# Exercise directions
Nothing in the records may change when you print them out again.

# Input data
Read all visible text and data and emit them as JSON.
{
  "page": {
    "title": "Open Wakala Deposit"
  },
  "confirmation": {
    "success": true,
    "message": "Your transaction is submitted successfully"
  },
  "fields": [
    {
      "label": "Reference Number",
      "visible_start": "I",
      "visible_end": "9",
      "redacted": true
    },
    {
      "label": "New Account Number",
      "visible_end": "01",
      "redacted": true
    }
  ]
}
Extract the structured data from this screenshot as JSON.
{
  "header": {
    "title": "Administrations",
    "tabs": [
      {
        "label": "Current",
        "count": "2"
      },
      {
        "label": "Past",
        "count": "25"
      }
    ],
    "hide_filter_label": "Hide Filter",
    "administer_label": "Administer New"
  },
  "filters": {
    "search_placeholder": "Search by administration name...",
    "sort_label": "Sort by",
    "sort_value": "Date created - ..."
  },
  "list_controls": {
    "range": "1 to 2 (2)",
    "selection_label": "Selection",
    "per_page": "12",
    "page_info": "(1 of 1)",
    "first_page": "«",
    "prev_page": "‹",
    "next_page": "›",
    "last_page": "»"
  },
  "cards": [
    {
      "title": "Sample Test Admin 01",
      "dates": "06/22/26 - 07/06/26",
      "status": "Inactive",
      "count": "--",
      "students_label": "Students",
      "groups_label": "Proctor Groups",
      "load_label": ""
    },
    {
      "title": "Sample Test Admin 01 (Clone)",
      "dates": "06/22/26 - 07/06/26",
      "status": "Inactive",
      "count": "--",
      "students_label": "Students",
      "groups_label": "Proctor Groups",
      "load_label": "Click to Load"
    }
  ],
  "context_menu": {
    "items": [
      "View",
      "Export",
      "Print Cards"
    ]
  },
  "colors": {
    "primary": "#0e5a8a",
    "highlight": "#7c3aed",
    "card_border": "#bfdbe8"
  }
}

# Completed exercise
Read all visible text and data and emit them as JSON.
{
  "page": {
    "title": "Open Wakala Deposit"
  },
  "confirmation": {
    "success": true,
    "message": "Your transaction is submitted successfully"
  },
  "fields": [
    {
      "label": "Reference Number",
      "visible_start": "I",
      "visible_end": "9",
      "redacted": true
    },
    {
      "label": "New Account Number",
      "visible_end": "01",
      "redacted": true
    }
  ]
}
Extract the structured data from this screenshot as JSON.
{
  "header": {
    "title": "Administrations",
    "tabs": [
      {
        "label": "Current",
        "count": "2"
      },
      {
        "label": "Past",
        "count": "25"
      }
    ],
    "hide_filter_label": "Hide Filter",
    "administer_label": "Administer New"
  },
  "filters": {
    "search_placeholder": "Search by administration name...",
    "sort_label": "Sort by",
    "sort_value": "Date created - ..."
  },
  "list_controls": {
    "range": "1 to 2 (2)",
    "selection_label": "Selection",
    "per_page": "12",
    "page_info": "(1 of 1)",
    "first_page": "«",
    "prev_page": "‹",
    "next_page": "›",
    "last_page": "»"
  },
  "cards": [
    {
      "title": "Sample Test Admin 01",
      "dates": "06/22/26 - 07/06/26",
      "status": "Inactive",
      "count": "--",
      "students_label": "Students",
      "groups_label": "Proctor Groups",
      "load_label": ""
    },
    {
      "title": "Sample Test Admin 01 (Clone)",
      "dates": "06/22/26 - 07/06/26",
      "status": "Inactive",
      "count": "--",
      "students_label": "Students",
      "groups_label": "Proctor Groups",
      "load_label": "Click to Load"
    }
  ],
  "context_menu": {
    "items": [
      "View",
      "Export",
      "Print Cards"
    ]
  },
  "colors": {
    "primary": "#0e5a8a",
    "highlight": "#7c3aed",
    "card_border": "#bfdbe8"
  }
}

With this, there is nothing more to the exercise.